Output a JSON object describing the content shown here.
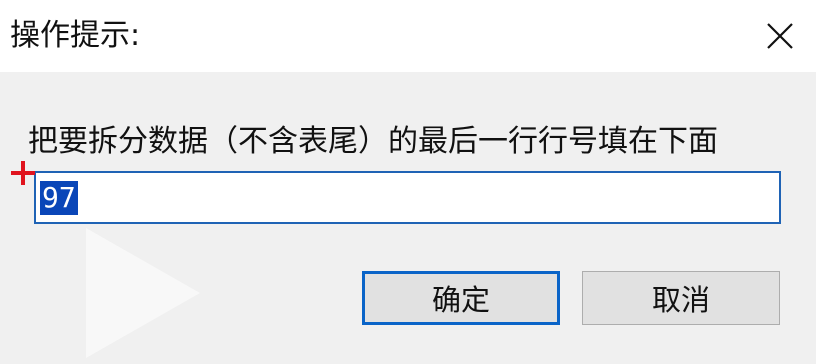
{
  "window": {
    "title": "操作提示:",
    "close_icon": "close-icon"
  },
  "prompt": {
    "text": "把要拆分数据（不含表尾）的最后一行行号填在下面"
  },
  "input": {
    "value": "97"
  },
  "buttons": {
    "ok_label": "确定",
    "cancel_label": "取消"
  },
  "colors": {
    "selection": "#0a46b8",
    "ok_border": "#0a64c8",
    "crosshair": "#e0141e"
  }
}
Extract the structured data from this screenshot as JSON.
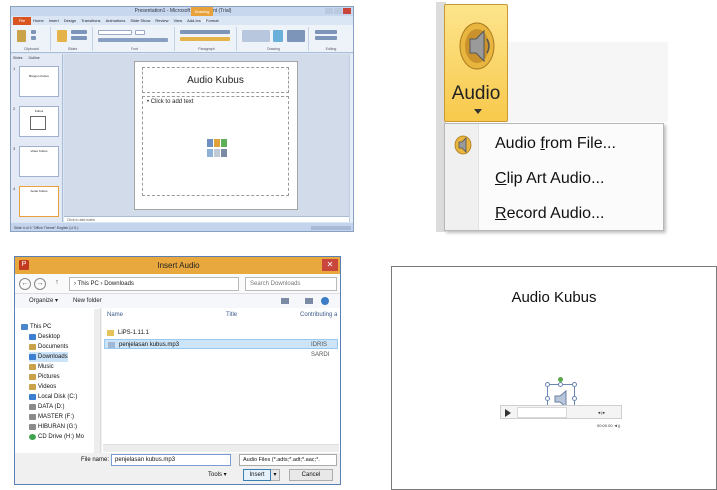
{
  "ppt": {
    "title": "Presentation1 - Microsoft PowerPoint (Trial)",
    "tool_badge": "Drawing Tools",
    "file_tab": "File",
    "tabs": [
      "Home",
      "Insert",
      "Design",
      "Transitions",
      "Animations",
      "Slide Show",
      "Review",
      "View",
      "Add-Ins",
      "Format"
    ],
    "ribbon_groups": [
      "Clipboard",
      "Slides",
      "Font",
      "Paragraph",
      "Drawing",
      "Editing"
    ],
    "thumb_tabs": [
      "Slides",
      "Outline"
    ],
    "thumbs": [
      {
        "num": "1",
        "text": "Bangun Kubus"
      },
      {
        "num": "2",
        "text": "Kubus"
      },
      {
        "num": "3",
        "text": "Video Kubus"
      },
      {
        "num": "4",
        "text": "Audio Kubus"
      }
    ],
    "slide_title": "Audio Kubus",
    "content_placeholder": "• Click to add text",
    "notes_placeholder": "Click to add notes",
    "status": "Slide 4 of 4   \"Office Theme\"   English (U.S.)"
  },
  "audio_menu": {
    "button_label": "Audio",
    "items": [
      {
        "pre": "Audio ",
        "key": "f",
        "post": "rom File..."
      },
      {
        "pre": "",
        "key": "C",
        "post": "lip Art Audio..."
      },
      {
        "pre": "",
        "key": "R",
        "post": "ecord Audio..."
      }
    ]
  },
  "dialog": {
    "title": "Insert Audio",
    "close": "✕",
    "path": "›  This PC  ›  Downloads",
    "search_placeholder": "Search Downloads",
    "organize": "Organize ▾",
    "new_folder": "New folder",
    "nav": [
      "This PC",
      "Desktop",
      "Documents",
      "Downloads",
      "Music",
      "Pictures",
      "Videos",
      "Local Disk (C:)",
      "DATA (D:)",
      "MASTER (F:)",
      "HIBURAN (G:)",
      "CD Drive (H:) Mo"
    ],
    "columns": {
      "name": "Name",
      "title": "Title",
      "contrib": "Contributing a"
    },
    "files": [
      {
        "name": "LiPS-1.11.1",
        "contrib": ""
      },
      {
        "name": "penjelasan kubus.mp3",
        "contrib": "IDRIS SARDI"
      }
    ],
    "file_name_label": "File name:",
    "file_name_value": "penjelasan kubus.mp3",
    "file_type": "Audio Files (*.adts;*.adt;*.aac;*.",
    "tools": "Tools  ▾",
    "insert": "Insert",
    "cancel": "Cancel"
  },
  "slide": {
    "title": "Audio Kubus",
    "time": "◄|►  00:00.00  ◄))"
  },
  "colors": {
    "ppt_orange": "#d9541e",
    "audio_gold": "#f8c94c",
    "dialog_title": "#e8a83e",
    "selection": "#cce4f7"
  }
}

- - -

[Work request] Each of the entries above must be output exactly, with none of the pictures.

[Reply to the exercise]
Output a JSON object describing the content shown here.
{
  "window": {
    "title": "操作提示:",
    "close_icon": "close-icon"
  },
  "prompt": {
    "text": "把要拆分数据（不含表尾）的最后一行行号填在下面"
  },
  "input": {
    "value": "97"
  },
  "buttons": {
    "ok_label": "确定",
    "cancel_label": "取消"
  },
  "colors": {
    "selection": "#0a46b8",
    "ok_border": "#0a64c8",
    "crosshair": "#e0141e"
  }
}
Extract the structured data from this screenshot as JSON.
{
  "ppt": {
    "title": "Presentation1 - Microsoft PowerPoint (Trial)",
    "tool_badge": "Drawing Tools",
    "file_tab": "File",
    "tabs": [
      "Home",
      "Insert",
      "Design",
      "Transitions",
      "Animations",
      "Slide Show",
      "Review",
      "View",
      "Add-Ins",
      "Format"
    ],
    "ribbon_groups": [
      "Clipboard",
      "Slides",
      "Font",
      "Paragraph",
      "Drawing",
      "Editing"
    ],
    "thumb_tabs": [
      "Slides",
      "Outline"
    ],
    "thumbs": [
      {
        "num": "1",
        "text": "Bangun Kubus"
      },
      {
        "num": "2",
        "text": "Kubus"
      },
      {
        "num": "3",
        "text": "Video Kubus"
      },
      {
        "num": "4",
        "text": "Audio Kubus"
      }
    ],
    "slide_title": "Audio Kubus",
    "content_placeholder": "• Click to add text",
    "notes_placeholder": "Click to add notes",
    "status": "Slide 4 of 4   \"Office Theme\"   English (U.S.)"
  },
  "audio_menu": {
    "button_label": "Audio",
    "items": [
      {
        "pre": "Audio ",
        "key": "f",
        "post": "rom File..."
      },
      {
        "pre": "",
        "key": "C",
        "post": "lip Art Audio..."
      },
      {
        "pre": "",
        "key": "R",
        "post": "ecord Audio..."
      }
    ]
  },
  "dialog": {
    "title": "Insert Audio",
    "close": "✕",
    "path": "›  This PC  ›  Downloads",
    "search_placeholder": "Search Downloads",
    "organize": "Organize ▾",
    "new_folder": "New folder",
    "nav": [
      "This PC",
      "Desktop",
      "Documents",
      "Downloads",
      "Music",
      "Pictures",
      "Videos",
      "Local Disk (C:)",
      "DATA (D:)",
      "MASTER (F:)",
      "HIBURAN (G:)",
      "CD Drive (H:) Mo"
    ],
    "columns": {
      "name": "Name",
      "title": "Title",
      "contrib": "Contributing a"
    },
    "files": [
      {
        "name": "LiPS-1.11.1",
        "contrib": ""
      },
      {
        "name": "penjelasan kubus.mp3",
        "contrib": "IDRIS SARDI"
      }
    ],
    "file_name_label": "File name:",
    "file_name_value": "penjelasan kubus.mp3",
    "file_type": "Audio Files (*.adts;*.adt;*.aac;*.",
    "tools": "Tools  ▾",
    "insert": "Insert",
    "cancel": "Cancel"
  },
  "slide": {
    "title": "Audio Kubus",
    "time": "◄|►  00:00.00  ◄))"
  },
  "colors": {
    "ppt_orange": "#d9541e",
    "audio_gold": "#f8c94c",
    "dialog_title": "#e8a83e",
    "selection": "#cce4f7"
  }
}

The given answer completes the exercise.